Many ultra runners agree that finishing an ultra is as much, if not more, a mental undertaking as a physical one. According to O’Grady, “being in good running shape isn’t enough—you have to be prepared mentally.” She suggests “doing some long runs when you are already tired to get the feeling of pushing through when you don’t feel like it.” While marathons certainly can throw challenges at you, knowing you have six or 10 miles left is often a number you can wrap your brain around. Tell yourself that you have 20 or 30 more miles, and it’s a whole new kind of mental challenge. Many ultra runners employ a variety of techniques to help them cross the finish line, like visualization, relaxation, goal setting, positive affirmations and avoiding negative talk. Shura-Dervin uses mantras and often will repeat phrases like, “next aid station” or “hurts so good” to keep herself moving, what ultra runners call “relentless forward motion.” Ultimately, though, she says what helped her most was learning how to enjoy the journey as much or more than the outcome.

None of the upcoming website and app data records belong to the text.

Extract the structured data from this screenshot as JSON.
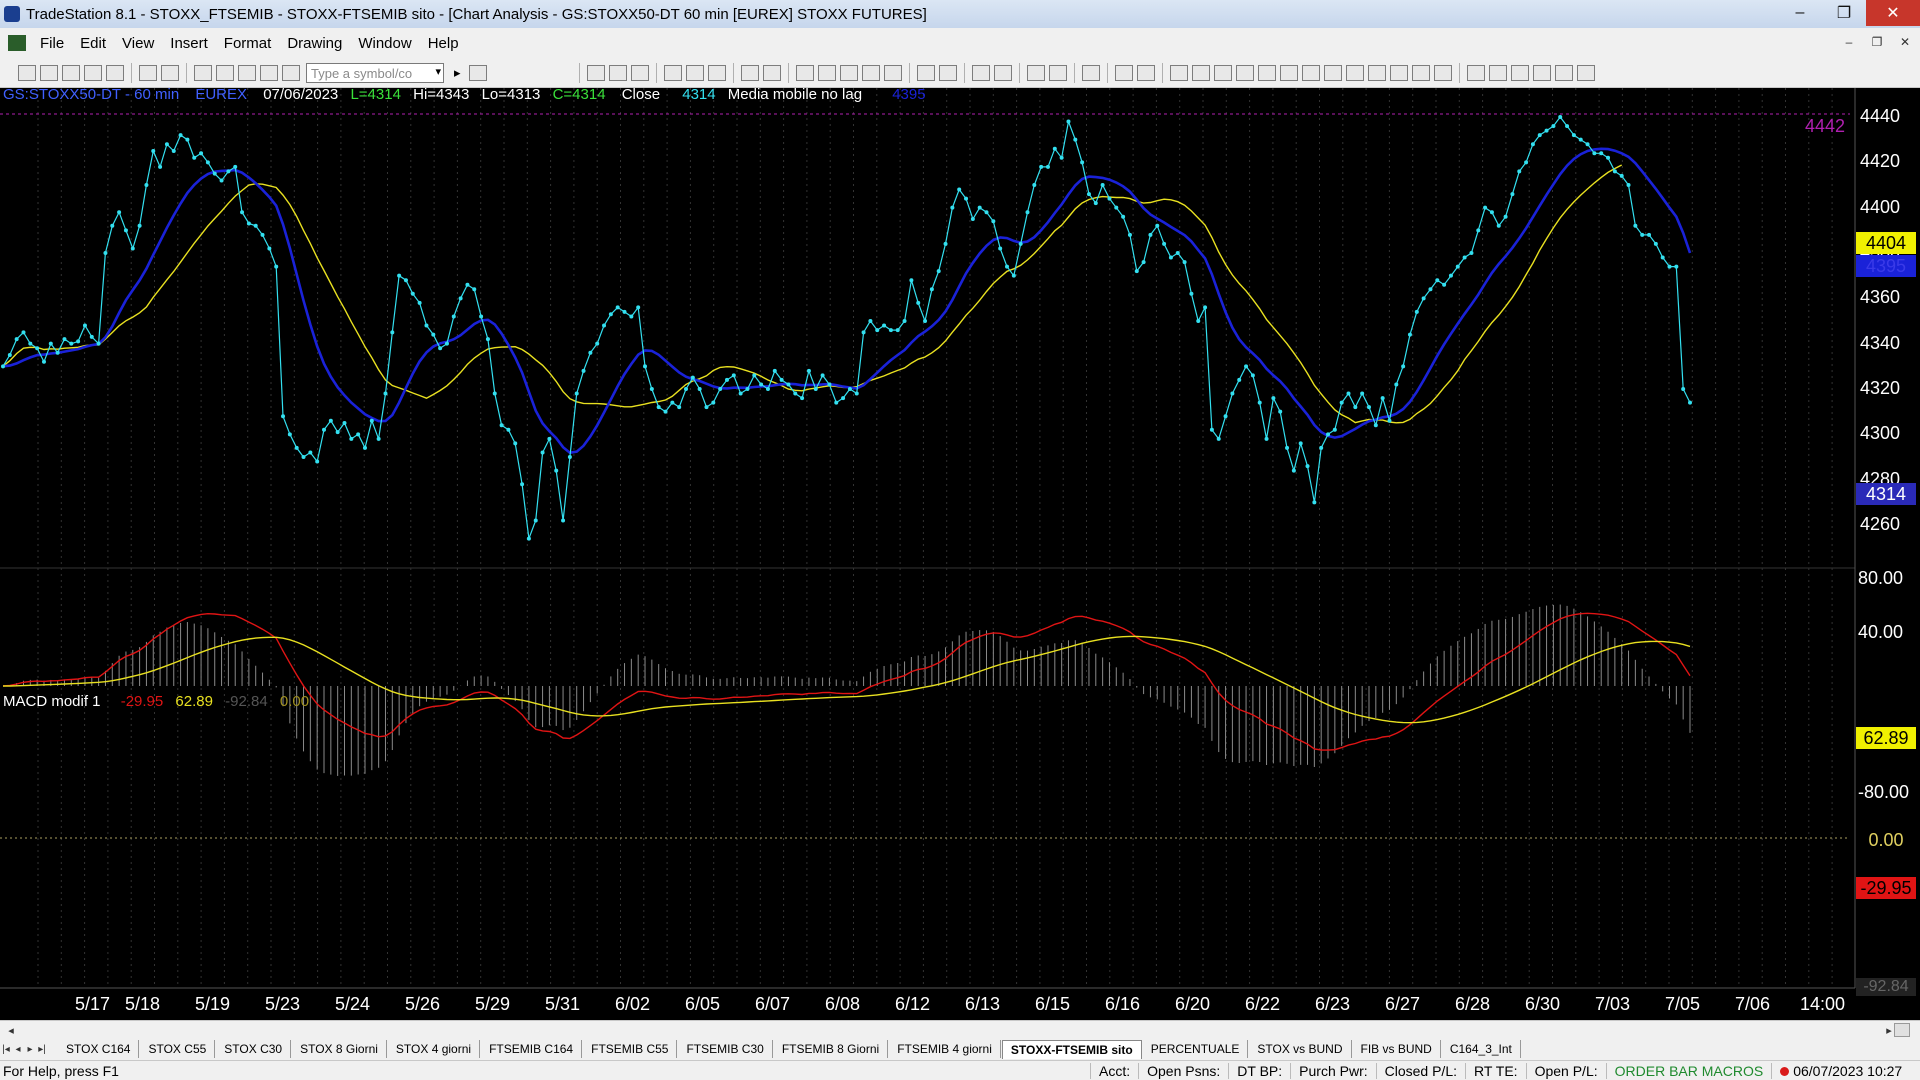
{
  "window": {
    "title": "TradeStation 8.1 - STOXX_FTSEMIB - STOXX-FTSEMIB sito - [Chart Analysis - GS:STOXX50-DT  60 min  [EUREX] STOXX FUTURES]",
    "minimize": "‒",
    "maximize": "❐",
    "close": "✕"
  },
  "menu": {
    "items": [
      "File",
      "Edit",
      "View",
      "Insert",
      "Format",
      "Drawing",
      "Window",
      "Help"
    ],
    "mdi_minimize": "–",
    "mdi_restore": "❐",
    "mdi_close": "✕"
  },
  "toolbar": {
    "symbol_placeholder": "Type a symbol/co",
    "symbol_dropdown": "▾",
    "symbol_go": "▸"
  },
  "chart": {
    "legend": {
      "symbol": "GS:STOXX50-DT - 60 min",
      "exchange": "EUREX",
      "date": "07/06/2023",
      "last": "L=4314",
      "high": "Hi=4343",
      "low": "Lo=4313",
      "close": "C=4314",
      "close_label": "Close",
      "close_value": "4314",
      "indicator": "Media mobile no lag",
      "indicator_value": "4395"
    },
    "macd_legend": {
      "name": "MACD modif 1",
      "v1": "-29.95",
      "v2": "62.89",
      "v3": "-92.84",
      "v4": "0.00"
    },
    "price_top_label": "4442",
    "price_axis": [
      "4440",
      "4420",
      "4400",
      "4380",
      "4360",
      "4340",
      "4320",
      "4300",
      "4280",
      "4260"
    ],
    "price_badges": {
      "yellow": "4404",
      "blue": "4395",
      "last": "4314"
    },
    "macd_axis": [
      "80.00",
      "40.00",
      "-40.00",
      "-80.00"
    ],
    "macd_badges": {
      "yellow": "62.89",
      "zero": "0.00",
      "red": "-29.95",
      "bottom": "-92.84"
    },
    "dates": [
      "5/17",
      "5/18",
      "5/19",
      "5/23",
      "5/24",
      "5/26",
      "5/29",
      "5/31",
      "6/02",
      "6/05",
      "6/07",
      "6/08",
      "6/12",
      "6/13",
      "6/15",
      "6/16",
      "6/20",
      "6/22",
      "6/23",
      "6/27",
      "6/28",
      "6/30",
      "7/03",
      "7/05",
      "7/06",
      "14:00"
    ],
    "colors": {
      "price": "#33e0f0",
      "slow_ma": "#e8e020",
      "fast_ma": "#1a22d8",
      "macd": "#e01414",
      "signal": "#e8e020",
      "histogram": "#8a8a8a"
    },
    "close_series": [
      4330,
      4335,
      4342,
      4345,
      4340,
      4338,
      4332,
      4340,
      4336,
      4342,
      4340,
      4341,
      4348,
      4343,
      4340,
      4380,
      4392,
      4398,
      4390,
      4382,
      4392,
      4410,
      4425,
      4418,
      4428,
      4425,
      4432,
      4430,
      4422,
      4424,
      4420,
      4415,
      4412,
      4416,
      4418,
      4398,
      4393,
      4392,
      4388,
      4382,
      4374,
      4308,
      4300,
      4294,
      4290,
      4292,
      4288,
      4302,
      4306,
      4301,
      4305,
      4298,
      4300,
      4294,
      4306,
      4298,
      4318,
      4345,
      4370,
      4368,
      4362,
      4358,
      4348,
      4344,
      4338,
      4340,
      4352,
      4360,
      4366,
      4364,
      4352,
      4342,
      4318,
      4304,
      4302,
      4296,
      4278,
      4254,
      4262,
      4292,
      4298,
      4284,
      4262,
      4290,
      4318,
      4328,
      4336,
      4340,
      4348,
      4353,
      4356,
      4354,
      4352,
      4356,
      4330,
      4320,
      4312,
      4310,
      4314,
      4312,
      4320,
      4325,
      4320,
      4312,
      4314,
      4320,
      4324,
      4326,
      4318,
      4320,
      4326,
      4322,
      4320,
      4328,
      4324,
      4322,
      4318,
      4316,
      4328,
      4320,
      4326,
      4322,
      4314,
      4316,
      4320,
      4318,
      4345,
      4350,
      4346,
      4348,
      4346,
      4346,
      4350,
      4368,
      4358,
      4350,
      4364,
      4372,
      4384,
      4400,
      4408,
      4404,
      4395,
      4400,
      4398,
      4394,
      4382,
      4374,
      4370,
      4384,
      4398,
      4410,
      4418,
      4418,
      4426,
      4422,
      4438,
      4430,
      4420,
      4406,
      4402,
      4410,
      4404,
      4400,
      4396,
      4388,
      4372,
      4376,
      4388,
      4392,
      4384,
      4378,
      4380,
      4376,
      4362,
      4350,
      4356,
      4302,
      4298,
      4308,
      4318,
      4324,
      4330,
      4326,
      4314,
      4298,
      4316,
      4310,
      4294,
      4284,
      4296,
      4286,
      4270,
      4294,
      4300,
      4302,
      4314,
      4318,
      4312,
      4318,
      4312,
      4304,
      4316,
      4306,
      4322,
      4330,
      4344,
      4354,
      4360,
      4364,
      4368,
      4366,
      4370,
      4374,
      4378,
      4380,
      4390,
      4400,
      4398,
      4392,
      4396,
      4406,
      4416,
      4420,
      4428,
      4432,
      4434,
      4436,
      4440,
      4436,
      4432,
      4430,
      4428,
      4424,
      4424,
      4422,
      4416,
      4414,
      4410,
      4392,
      4388,
      4388,
      4384,
      4378,
      4374,
      4374,
      4320,
      4314
    ]
  }
}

RUNNING ON TRAILS AND AT NIGHT
Marathons are typically road events, while most ultras are held on trails. You certainly can find ultras on a 400-meter track or road-like conditions, but trails are the main host of these endurance events. Shura-Dervin recommends that newbies should start logging some miles on the trails right away. Learning how to navigate roots, mud and overhanging branches is essential. Expect your pace to be slower, and don’t let that discourage you. Many trail runners will focus on time rather than miles when out on the trails. Also, night running is often part of the ultra adventure. Fifty milers may start before the sun rises and finish after the sun has set. In a 100 miler, you can guarantee covering miles in the dark. While some recommend practicing a bit of running at night, most agree that there is no real way to train for this. As you can imagine, fatigue is often multiplied while running for hours in the dark. O’Grady suggests pacing a runner through the night portion of an ultra to get a feel for the experience. Even if you don’t get in any night running, make sure to test flashlights and headlamps that you plan to use on race day.

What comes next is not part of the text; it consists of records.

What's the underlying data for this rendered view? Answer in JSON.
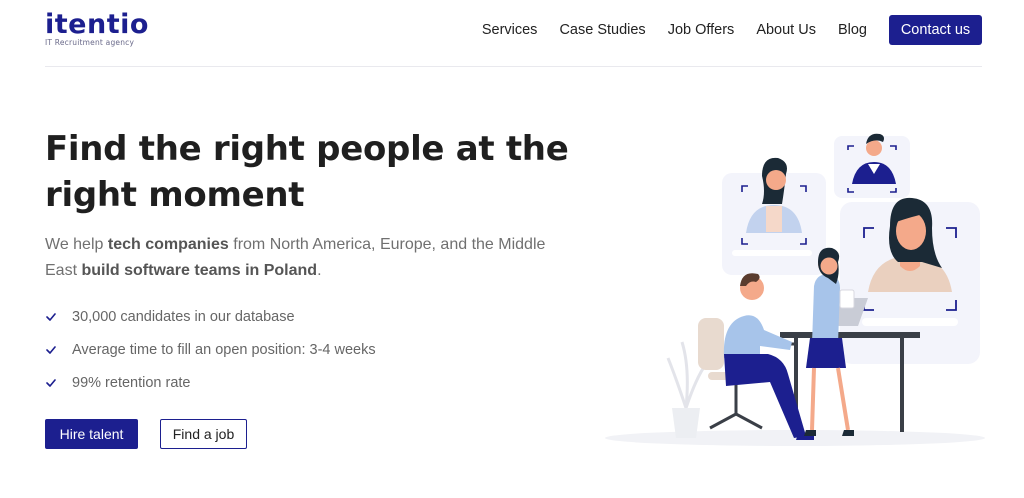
{
  "brand": {
    "name": "itentio",
    "tagline": "IT Recruitment agency",
    "color": "#1c1f8f"
  },
  "nav": {
    "items": [
      "Services",
      "Case Studies",
      "Job Offers",
      "About Us",
      "Blog"
    ],
    "contact_label": "Contact us"
  },
  "hero": {
    "title_part1": "Find the ",
    "title_bold1": "right people",
    "title_part2": " at the ",
    "title_bold2": "right moment",
    "desc_part1": "We help ",
    "desc_bold1": "tech companies",
    "desc_part2": " from North America, Europe, and the Middle East ",
    "desc_bold2": "build software teams in Poland",
    "desc_part3": "."
  },
  "features": [
    "30,000 candidates in our database",
    "Average time to fill an open position: 3-4 weeks",
    "99% retention rate"
  ],
  "cta": {
    "primary_label": "Hire talent",
    "secondary_label": "Find a job"
  },
  "icons": {
    "check": "check-icon",
    "illustration": "recruitment-illustration"
  }
}
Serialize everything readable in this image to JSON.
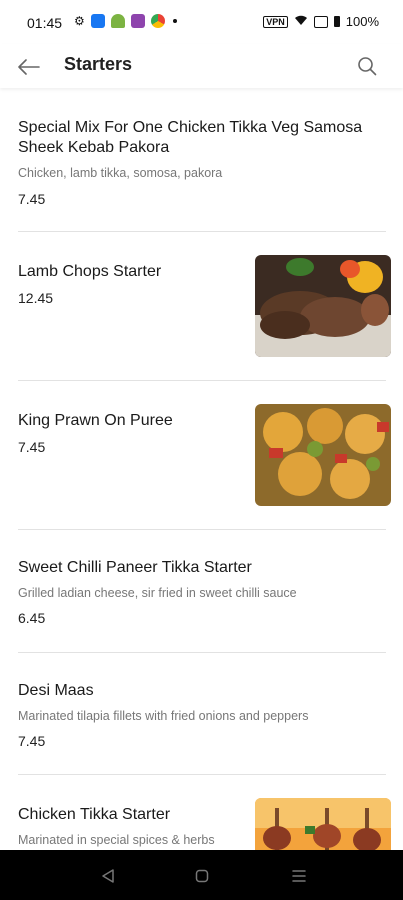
{
  "status_bar": {
    "time": "01:45",
    "battery": "100%"
  },
  "app_bar": {
    "title": "Starters"
  },
  "items": [
    {
      "name": "Special Mix For One Chicken Tikka Veg Samosa Sheek Kebab Pakora",
      "description": "Chicken, lamb tikka, somosa, pakora",
      "price": "7.45"
    },
    {
      "name": "Lamb Chops Starter",
      "description": "",
      "price": "12.45"
    },
    {
      "name": "King Prawn On Puree",
      "description": "",
      "price": "7.45"
    },
    {
      "name": "Sweet Chilli Paneer Tikka Starter",
      "description": "Grilled ladian cheese, sir fried in sweet chilli sauce",
      "price": "6.45"
    },
    {
      "name": "Desi Maas",
      "description": "Marinated tilapia fillets with fried onions and peppers",
      "price": "7.45"
    },
    {
      "name": "Chicken Tikka Starter",
      "description": "Marinated in special spices & herbs",
      "price": ""
    }
  ],
  "icons": {
    "back": "arrow-left-icon",
    "search": "search-icon"
  }
}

Within the ultra running community, less is considered more. The rewards of an ultra are often internal rather than external. There are things that you learn about yourself that can only be learned hours into a demanding physical effort. Self-reflection is pretty much a given when you are out there for that length of time. “You learn that your own limits are far beyond what you ever imagined,” O’Grady says. “You have the satisfaction of doing things you never thought you could do.” If you think a marathon is life changing, wait until you complete an ultra.
Christine Hinton is a Road Runners Club of America certified coach and fitness expert. A competitive runner herself, she has been coaching beginners through elites for 10 years.